LJ: Well, I can only say that I believe every life has stories in it that are worth telling. It's just about finding those stories, excavating them from the material of lived experience, and illuminating and interrogating those stories. So to tell your story—it doesn't necessarily involve an assertion that your story is extraordinary, or your story is the only thing you care about—it's just a set of materials, close at hand, that you are examining in order to offer some truths to your readers. That can be viewed as an act of offering, not an assertion of ego. What would I tell the writing student? Your work might very well be dismissed with any number of condescending labels—"confessional," "narcissistic," solipsistic"—but you will also get readers who come up to you and say: Thank you for what you wrote. It helped me understand my own life better. It helped me feel less alone. It brought me into illuminating uncertainties. It reckoned with mystery. And those readers will matter more to you than the people who dismissed your work.

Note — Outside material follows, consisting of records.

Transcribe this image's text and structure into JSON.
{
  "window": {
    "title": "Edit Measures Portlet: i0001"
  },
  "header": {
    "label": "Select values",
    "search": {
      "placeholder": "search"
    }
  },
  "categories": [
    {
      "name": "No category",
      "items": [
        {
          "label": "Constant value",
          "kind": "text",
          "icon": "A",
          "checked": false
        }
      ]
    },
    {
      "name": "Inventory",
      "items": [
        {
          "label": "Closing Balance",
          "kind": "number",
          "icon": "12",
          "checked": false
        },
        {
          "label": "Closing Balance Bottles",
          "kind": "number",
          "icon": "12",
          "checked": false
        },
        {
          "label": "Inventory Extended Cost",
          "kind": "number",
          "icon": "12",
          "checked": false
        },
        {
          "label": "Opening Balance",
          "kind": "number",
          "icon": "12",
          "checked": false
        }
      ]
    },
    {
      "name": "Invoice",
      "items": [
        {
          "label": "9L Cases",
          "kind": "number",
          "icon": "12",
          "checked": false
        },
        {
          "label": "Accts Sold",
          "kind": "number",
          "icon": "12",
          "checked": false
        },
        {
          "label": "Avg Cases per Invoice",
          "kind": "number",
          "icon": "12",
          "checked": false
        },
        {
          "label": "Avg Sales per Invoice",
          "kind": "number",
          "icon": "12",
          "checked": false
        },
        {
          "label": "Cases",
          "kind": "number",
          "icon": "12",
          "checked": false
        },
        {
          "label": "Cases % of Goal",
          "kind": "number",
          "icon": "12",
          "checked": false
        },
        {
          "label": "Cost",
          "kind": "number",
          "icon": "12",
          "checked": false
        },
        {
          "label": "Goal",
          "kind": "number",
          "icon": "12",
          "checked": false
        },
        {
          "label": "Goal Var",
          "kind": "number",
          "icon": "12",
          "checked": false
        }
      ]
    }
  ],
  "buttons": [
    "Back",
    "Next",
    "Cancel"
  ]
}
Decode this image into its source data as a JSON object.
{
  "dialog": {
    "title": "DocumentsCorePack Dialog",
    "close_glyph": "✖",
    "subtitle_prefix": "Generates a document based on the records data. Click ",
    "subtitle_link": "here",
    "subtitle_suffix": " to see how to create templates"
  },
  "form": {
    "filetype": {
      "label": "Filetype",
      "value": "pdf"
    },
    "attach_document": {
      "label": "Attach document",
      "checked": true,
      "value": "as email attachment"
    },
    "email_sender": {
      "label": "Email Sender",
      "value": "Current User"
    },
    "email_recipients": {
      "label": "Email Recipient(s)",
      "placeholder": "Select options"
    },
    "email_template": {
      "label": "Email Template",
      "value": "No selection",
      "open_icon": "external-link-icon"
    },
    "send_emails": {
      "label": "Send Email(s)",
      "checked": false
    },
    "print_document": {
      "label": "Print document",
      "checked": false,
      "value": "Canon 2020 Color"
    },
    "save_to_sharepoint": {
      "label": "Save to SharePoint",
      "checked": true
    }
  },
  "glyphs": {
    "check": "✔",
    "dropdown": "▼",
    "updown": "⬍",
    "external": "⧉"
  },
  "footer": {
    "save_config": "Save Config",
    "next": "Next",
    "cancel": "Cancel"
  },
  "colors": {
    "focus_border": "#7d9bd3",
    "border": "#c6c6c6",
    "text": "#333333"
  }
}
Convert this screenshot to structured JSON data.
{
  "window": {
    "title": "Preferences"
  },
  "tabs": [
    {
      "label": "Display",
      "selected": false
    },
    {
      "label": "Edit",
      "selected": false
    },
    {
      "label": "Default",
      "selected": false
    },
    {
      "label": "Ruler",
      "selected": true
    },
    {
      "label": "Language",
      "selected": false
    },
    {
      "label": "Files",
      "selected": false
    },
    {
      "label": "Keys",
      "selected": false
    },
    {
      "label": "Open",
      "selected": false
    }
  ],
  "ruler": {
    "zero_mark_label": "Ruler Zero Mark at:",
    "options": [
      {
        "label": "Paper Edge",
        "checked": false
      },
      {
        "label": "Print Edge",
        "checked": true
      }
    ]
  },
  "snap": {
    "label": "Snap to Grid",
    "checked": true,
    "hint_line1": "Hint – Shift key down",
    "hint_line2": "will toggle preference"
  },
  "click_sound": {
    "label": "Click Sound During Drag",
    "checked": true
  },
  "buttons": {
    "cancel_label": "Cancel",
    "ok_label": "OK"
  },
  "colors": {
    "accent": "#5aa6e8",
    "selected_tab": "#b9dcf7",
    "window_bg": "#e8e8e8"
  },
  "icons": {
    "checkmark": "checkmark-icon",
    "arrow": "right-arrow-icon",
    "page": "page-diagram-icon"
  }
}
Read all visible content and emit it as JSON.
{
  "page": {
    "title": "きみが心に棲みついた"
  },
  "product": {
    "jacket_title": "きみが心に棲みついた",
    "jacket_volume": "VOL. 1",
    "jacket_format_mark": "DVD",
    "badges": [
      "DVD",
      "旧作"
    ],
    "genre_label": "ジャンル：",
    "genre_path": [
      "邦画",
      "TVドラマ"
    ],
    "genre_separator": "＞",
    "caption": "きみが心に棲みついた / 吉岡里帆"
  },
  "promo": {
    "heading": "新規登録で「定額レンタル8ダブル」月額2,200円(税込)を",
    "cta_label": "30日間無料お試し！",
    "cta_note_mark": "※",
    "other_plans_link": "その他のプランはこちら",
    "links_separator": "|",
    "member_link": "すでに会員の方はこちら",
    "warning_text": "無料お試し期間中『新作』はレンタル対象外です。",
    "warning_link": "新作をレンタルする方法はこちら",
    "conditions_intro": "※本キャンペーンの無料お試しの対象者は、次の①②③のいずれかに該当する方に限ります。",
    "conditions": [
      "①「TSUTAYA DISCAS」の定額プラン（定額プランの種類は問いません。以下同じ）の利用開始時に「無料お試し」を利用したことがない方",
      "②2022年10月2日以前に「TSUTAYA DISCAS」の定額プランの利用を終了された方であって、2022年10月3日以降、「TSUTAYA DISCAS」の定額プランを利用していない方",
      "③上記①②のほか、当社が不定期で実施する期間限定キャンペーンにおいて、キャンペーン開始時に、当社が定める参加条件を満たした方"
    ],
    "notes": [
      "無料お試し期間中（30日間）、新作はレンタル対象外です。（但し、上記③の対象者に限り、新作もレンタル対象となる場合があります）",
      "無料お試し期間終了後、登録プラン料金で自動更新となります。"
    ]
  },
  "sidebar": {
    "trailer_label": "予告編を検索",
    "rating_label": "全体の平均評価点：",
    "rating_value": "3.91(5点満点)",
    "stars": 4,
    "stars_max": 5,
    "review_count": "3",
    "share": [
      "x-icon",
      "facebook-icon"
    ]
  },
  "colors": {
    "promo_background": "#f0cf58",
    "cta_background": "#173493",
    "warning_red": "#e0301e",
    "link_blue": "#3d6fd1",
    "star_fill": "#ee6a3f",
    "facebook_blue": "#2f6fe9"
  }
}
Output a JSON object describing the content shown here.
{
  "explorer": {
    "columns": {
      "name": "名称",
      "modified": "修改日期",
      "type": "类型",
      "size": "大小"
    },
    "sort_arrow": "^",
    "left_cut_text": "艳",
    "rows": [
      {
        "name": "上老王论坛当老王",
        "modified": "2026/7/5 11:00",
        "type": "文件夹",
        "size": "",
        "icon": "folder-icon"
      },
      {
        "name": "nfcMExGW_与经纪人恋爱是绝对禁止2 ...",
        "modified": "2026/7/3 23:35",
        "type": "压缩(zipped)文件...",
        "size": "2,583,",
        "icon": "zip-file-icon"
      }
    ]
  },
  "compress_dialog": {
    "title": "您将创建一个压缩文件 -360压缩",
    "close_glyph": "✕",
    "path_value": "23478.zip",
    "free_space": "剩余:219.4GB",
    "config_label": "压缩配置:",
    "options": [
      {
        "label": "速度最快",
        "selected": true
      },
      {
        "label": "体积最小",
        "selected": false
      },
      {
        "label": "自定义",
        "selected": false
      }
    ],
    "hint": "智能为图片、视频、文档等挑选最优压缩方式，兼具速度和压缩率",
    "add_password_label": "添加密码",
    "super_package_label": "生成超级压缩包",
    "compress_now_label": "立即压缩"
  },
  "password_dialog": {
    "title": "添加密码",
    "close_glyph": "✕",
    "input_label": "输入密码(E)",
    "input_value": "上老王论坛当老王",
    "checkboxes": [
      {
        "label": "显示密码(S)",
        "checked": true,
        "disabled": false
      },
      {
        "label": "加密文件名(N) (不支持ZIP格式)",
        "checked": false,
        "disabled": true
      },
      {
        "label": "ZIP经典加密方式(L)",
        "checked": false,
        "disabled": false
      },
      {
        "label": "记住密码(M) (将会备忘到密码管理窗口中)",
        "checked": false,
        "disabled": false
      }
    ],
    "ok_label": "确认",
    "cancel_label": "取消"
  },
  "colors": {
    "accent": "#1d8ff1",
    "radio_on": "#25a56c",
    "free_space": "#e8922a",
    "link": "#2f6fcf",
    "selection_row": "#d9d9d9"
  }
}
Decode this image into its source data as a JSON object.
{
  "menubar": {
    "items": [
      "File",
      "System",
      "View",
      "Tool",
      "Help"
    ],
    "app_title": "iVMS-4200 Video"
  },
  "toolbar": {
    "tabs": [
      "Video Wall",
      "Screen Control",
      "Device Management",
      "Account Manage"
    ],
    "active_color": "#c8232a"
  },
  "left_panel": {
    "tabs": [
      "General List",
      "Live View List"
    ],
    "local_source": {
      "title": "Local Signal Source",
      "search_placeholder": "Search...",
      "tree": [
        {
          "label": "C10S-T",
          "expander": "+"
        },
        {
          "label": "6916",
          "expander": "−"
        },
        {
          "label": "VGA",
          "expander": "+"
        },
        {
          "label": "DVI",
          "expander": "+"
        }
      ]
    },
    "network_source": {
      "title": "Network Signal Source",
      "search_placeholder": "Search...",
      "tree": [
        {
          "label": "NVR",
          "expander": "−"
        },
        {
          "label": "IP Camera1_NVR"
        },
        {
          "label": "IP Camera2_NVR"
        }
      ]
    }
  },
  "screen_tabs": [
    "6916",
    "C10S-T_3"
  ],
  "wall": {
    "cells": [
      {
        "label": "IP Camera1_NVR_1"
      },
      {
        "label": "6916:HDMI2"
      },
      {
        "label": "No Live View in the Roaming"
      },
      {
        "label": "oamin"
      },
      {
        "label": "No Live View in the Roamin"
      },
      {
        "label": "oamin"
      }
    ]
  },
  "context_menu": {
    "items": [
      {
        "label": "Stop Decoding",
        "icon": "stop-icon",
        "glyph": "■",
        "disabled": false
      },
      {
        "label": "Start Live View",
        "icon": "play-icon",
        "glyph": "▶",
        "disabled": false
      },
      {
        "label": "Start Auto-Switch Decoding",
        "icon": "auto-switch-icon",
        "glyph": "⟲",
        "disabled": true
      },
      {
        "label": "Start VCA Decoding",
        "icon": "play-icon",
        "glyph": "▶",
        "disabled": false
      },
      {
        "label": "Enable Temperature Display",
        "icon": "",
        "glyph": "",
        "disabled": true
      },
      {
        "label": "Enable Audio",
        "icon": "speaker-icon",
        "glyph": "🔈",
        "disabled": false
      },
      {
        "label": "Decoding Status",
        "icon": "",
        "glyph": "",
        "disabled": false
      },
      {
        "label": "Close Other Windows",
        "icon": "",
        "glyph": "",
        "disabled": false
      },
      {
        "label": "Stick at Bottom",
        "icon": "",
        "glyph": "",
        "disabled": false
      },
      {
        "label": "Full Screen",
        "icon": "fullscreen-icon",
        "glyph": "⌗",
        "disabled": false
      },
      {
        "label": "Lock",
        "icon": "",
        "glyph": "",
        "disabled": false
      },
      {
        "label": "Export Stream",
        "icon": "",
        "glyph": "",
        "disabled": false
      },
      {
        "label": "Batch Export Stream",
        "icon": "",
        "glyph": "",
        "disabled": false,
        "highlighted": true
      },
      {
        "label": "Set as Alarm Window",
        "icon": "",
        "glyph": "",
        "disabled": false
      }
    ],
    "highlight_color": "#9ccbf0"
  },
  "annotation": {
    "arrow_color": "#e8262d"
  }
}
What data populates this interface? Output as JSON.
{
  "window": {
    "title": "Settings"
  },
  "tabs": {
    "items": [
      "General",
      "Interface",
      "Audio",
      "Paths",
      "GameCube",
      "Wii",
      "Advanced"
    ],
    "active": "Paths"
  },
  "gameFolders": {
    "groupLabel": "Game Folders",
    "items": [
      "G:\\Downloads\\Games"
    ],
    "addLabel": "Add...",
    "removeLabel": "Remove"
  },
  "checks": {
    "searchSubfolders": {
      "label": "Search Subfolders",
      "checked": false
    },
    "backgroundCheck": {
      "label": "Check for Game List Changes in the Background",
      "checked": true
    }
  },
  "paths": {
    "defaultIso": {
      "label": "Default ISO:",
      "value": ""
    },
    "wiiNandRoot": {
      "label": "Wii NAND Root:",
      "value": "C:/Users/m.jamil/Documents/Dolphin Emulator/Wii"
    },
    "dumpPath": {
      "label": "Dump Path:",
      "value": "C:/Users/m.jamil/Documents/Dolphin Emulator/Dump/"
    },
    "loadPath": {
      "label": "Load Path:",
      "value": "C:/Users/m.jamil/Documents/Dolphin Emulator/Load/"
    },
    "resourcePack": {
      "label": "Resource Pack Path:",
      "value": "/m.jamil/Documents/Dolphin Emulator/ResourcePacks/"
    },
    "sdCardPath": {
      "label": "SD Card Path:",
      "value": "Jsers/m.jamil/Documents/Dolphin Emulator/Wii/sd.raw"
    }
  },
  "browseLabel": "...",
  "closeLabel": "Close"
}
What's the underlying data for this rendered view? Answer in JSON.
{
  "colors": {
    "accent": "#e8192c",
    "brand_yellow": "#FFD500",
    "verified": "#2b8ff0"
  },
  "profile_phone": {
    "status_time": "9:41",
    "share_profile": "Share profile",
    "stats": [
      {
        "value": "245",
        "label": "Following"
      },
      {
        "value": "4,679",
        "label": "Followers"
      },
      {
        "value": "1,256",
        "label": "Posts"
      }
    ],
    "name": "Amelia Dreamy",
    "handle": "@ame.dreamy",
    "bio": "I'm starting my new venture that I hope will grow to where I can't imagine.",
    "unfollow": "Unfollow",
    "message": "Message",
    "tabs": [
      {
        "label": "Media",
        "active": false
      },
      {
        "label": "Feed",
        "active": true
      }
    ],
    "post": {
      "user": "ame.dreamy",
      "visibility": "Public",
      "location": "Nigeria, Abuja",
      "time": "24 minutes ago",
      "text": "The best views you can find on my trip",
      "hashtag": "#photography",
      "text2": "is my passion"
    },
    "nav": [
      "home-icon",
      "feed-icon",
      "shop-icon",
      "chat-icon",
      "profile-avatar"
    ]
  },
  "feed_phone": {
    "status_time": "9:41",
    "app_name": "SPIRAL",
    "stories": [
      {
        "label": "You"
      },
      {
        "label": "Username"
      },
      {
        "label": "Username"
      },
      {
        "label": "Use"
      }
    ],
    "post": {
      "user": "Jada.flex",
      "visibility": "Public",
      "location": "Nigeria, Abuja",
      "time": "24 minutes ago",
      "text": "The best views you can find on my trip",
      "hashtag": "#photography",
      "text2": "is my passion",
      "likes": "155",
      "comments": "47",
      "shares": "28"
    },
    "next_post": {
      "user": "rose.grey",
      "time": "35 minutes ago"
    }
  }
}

Ryan Berg is an author and a Loft Literary Center Teaching Artist. His debut book, No House to Call My Home: Love, Family and Other Transgressions, won the 2016 Minnesota Book Award for General Nonfiction, the 2016 NCCD Media for a Just Society Award, and was listed as a Top 10 LGBTQ Book of 2016 by the American Library Association. Berg received the New York Foundation of the Arts Fellowship in Nonfiction Literature and the Minnesota State Arts Board Artist Initiative Grant. His work has appeared in Ploughshares, Slate, The Chronicle for Social Change, The Advocate, Salon, Local Knowledge, The Rumpus, and The Sun. Berg has been awarded residencies from The MacDowell Colony, Yaddo, and Virginia Center for the Creative Arts. He lives in Minneapolis. You can visit his website here: www.nohousetocallmyhome.com